**EXERCISE INSTRUCTIONS**.
Scan the entries below for the word "title", then copy each line that holds it.

**RECORDS SUPPLIED**.
▼

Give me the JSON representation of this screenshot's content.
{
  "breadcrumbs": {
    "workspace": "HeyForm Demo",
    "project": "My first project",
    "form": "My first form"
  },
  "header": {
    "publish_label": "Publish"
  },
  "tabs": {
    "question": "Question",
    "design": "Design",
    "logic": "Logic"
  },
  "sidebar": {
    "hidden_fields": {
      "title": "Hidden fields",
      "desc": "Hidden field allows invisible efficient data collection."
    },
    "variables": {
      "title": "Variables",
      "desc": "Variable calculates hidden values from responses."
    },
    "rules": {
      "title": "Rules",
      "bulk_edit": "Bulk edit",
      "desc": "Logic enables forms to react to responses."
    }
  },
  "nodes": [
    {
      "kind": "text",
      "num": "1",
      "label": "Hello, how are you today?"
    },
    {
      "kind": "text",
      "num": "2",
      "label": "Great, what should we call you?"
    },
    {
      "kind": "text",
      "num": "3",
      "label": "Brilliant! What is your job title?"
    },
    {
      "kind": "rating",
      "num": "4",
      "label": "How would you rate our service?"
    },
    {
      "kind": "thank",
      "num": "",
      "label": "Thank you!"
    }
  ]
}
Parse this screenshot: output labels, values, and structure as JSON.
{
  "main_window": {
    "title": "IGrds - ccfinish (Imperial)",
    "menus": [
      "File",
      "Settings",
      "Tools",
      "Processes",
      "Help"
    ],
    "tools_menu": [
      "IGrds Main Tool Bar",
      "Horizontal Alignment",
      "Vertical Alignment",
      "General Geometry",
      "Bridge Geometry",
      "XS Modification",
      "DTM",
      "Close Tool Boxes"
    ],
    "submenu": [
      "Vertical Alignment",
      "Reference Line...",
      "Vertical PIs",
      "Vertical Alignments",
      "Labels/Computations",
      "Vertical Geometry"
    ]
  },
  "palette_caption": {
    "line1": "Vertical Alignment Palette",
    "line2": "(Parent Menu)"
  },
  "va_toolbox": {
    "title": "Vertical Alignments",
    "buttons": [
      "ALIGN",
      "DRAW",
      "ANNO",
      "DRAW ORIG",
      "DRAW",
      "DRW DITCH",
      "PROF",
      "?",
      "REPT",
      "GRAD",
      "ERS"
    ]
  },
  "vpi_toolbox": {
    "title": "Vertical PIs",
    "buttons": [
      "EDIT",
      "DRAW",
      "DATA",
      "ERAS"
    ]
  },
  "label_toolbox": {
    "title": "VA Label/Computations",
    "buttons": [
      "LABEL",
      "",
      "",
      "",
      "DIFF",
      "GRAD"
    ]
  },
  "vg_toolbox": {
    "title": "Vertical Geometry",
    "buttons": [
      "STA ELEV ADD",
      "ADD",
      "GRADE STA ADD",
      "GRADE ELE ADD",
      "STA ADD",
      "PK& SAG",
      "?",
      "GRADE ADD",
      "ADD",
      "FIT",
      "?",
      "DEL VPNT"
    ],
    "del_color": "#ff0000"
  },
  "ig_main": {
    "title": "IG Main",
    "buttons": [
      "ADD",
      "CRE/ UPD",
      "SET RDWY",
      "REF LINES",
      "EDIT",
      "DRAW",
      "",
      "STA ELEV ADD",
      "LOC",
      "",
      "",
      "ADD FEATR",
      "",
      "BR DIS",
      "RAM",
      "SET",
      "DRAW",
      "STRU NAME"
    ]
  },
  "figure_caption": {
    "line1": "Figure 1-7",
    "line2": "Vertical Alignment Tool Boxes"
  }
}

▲

**EXERCISE SOLUTION**.
      "title": "Hidden fields",
      "title": "Variables",
      "title": "Rules",
      "label": "Brilliant! What is your job title?"
    "title": "IGrds - ccfinish (Imperial)",
    "title": "Vertical Alignments",
    "title": "Vertical PIs",
    "title": "VA Label/Computations",
    "title": "Vertical Geometry",
    "title": "IG Main",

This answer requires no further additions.